Material provided:
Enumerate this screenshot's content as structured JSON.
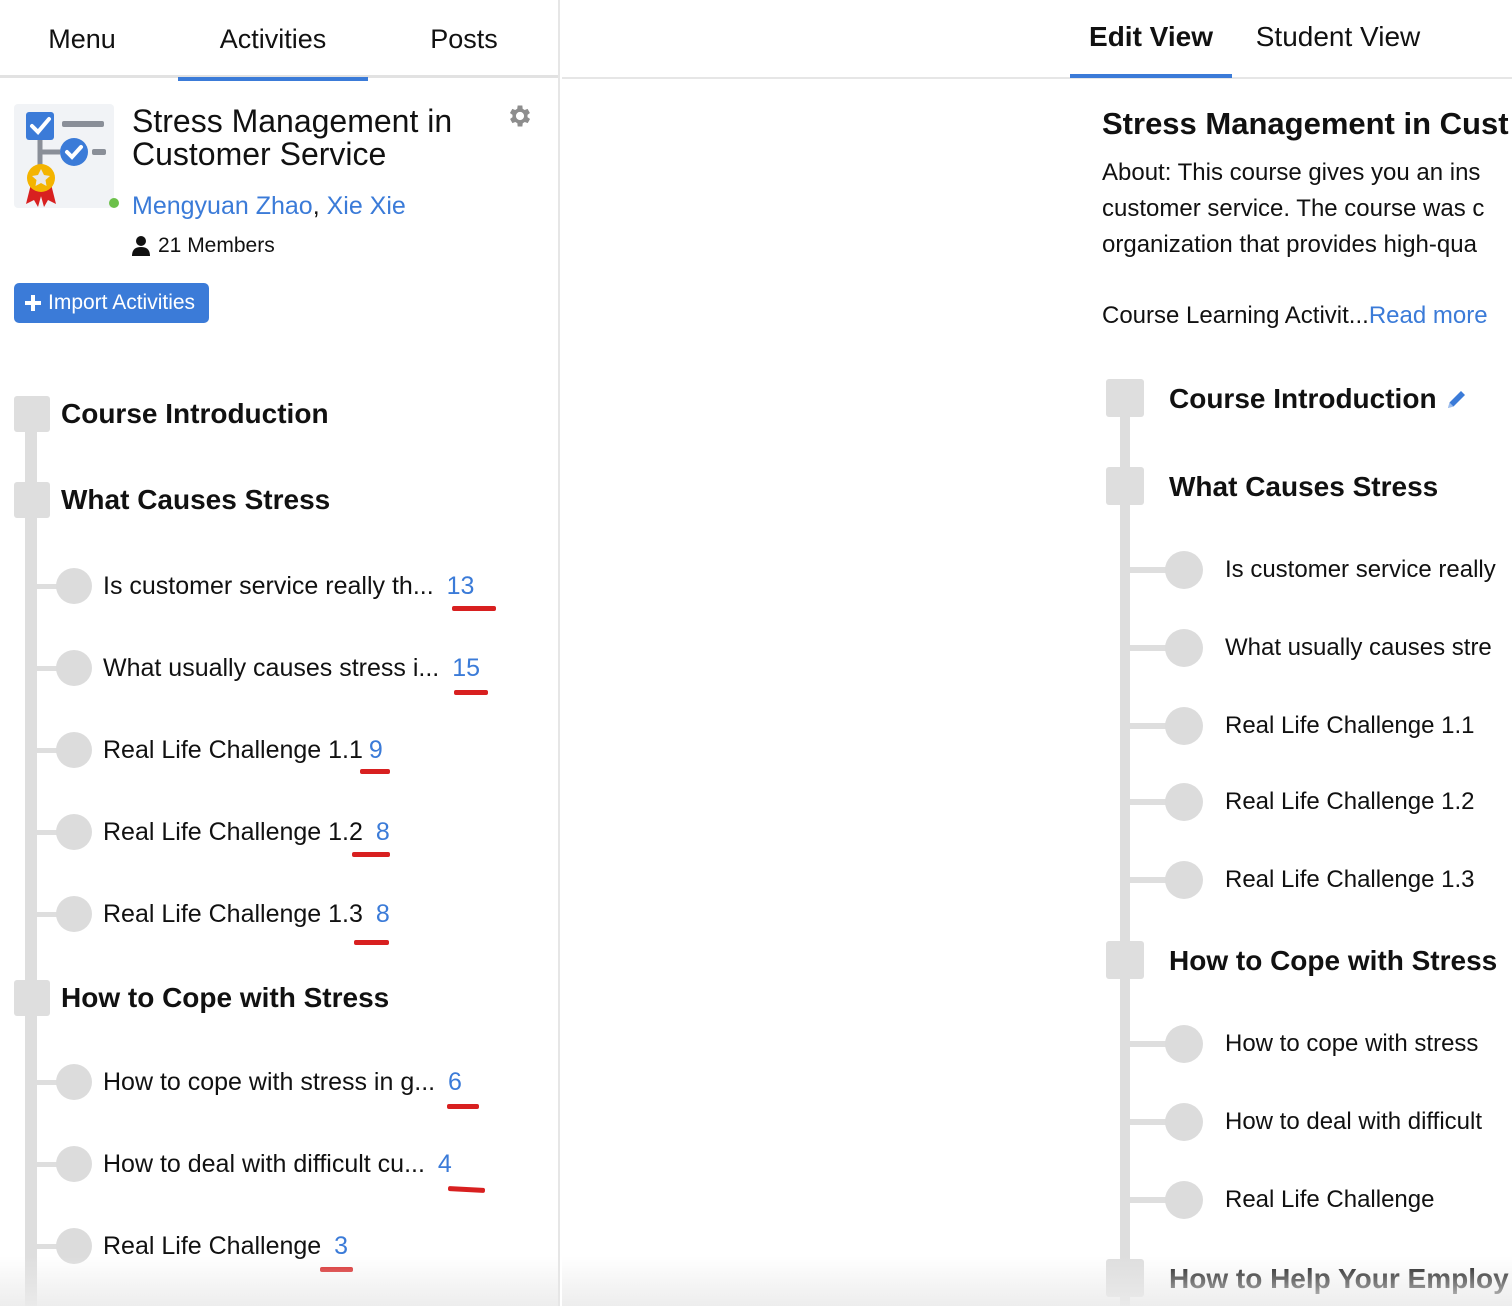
{
  "left": {
    "tabs": [
      {
        "label": "Menu"
      },
      {
        "label": "Activities"
      },
      {
        "label": "Posts"
      }
    ],
    "course": {
      "title": "Stress Management in Customer Service",
      "authors": [
        "Mengyuan Zhao",
        "Xie Xie"
      ],
      "author_separator": ",",
      "members": "21 Members"
    },
    "import_button": "Import Activities",
    "sections": [
      {
        "title": "Course Introduction",
        "items": []
      },
      {
        "title": "What Causes Stress",
        "items": [
          {
            "label": "Is customer service really th...",
            "count": "13"
          },
          {
            "label": "What usually causes stress i...",
            "count": "15"
          },
          {
            "label": "Real Life Challenge 1.1",
            "count": "9"
          },
          {
            "label": "Real Life Challenge 1.2",
            "count": "8"
          },
          {
            "label": "Real Life Challenge 1.3",
            "count": "8"
          }
        ]
      },
      {
        "title": "How to Cope with Stress",
        "items": [
          {
            "label": "How to cope with stress in g...",
            "count": "6"
          },
          {
            "label": "How to deal with difficult cu...",
            "count": "4"
          },
          {
            "label": "Real Life Challenge",
            "count": "3"
          }
        ]
      }
    ]
  },
  "right": {
    "tabs": [
      {
        "label": "Edit View"
      },
      {
        "label": "Student View"
      }
    ],
    "title": "Stress Management in Cust",
    "about_lines": [
      "About: This course gives you an ins",
      "customer service. The course was c",
      "organization that provides high-qua"
    ],
    "activities_text": "Course Learning Activit...",
    "read_more": "Read more",
    "sections": [
      {
        "title": "Course Introduction",
        "items": []
      },
      {
        "title": "What Causes Stress",
        "items": [
          "Is customer service really",
          "What usually causes stre",
          "Real Life Challenge 1.1",
          "Real Life Challenge 1.2",
          "Real Life Challenge 1.3"
        ]
      },
      {
        "title": "How to Cope with Stress",
        "items": [
          "How to cope with stress",
          "How to deal with difficult",
          "Real Life Challenge"
        ]
      },
      {
        "title": "How to Help Your Employ",
        "items": []
      }
    ]
  },
  "colors": {
    "accent": "#3b7bd8",
    "annotation_red": "#d82020",
    "timeline_gray": "#dedede",
    "online_green": "#6cc04a"
  }
}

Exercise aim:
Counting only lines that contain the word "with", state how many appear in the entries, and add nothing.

Answer box:
6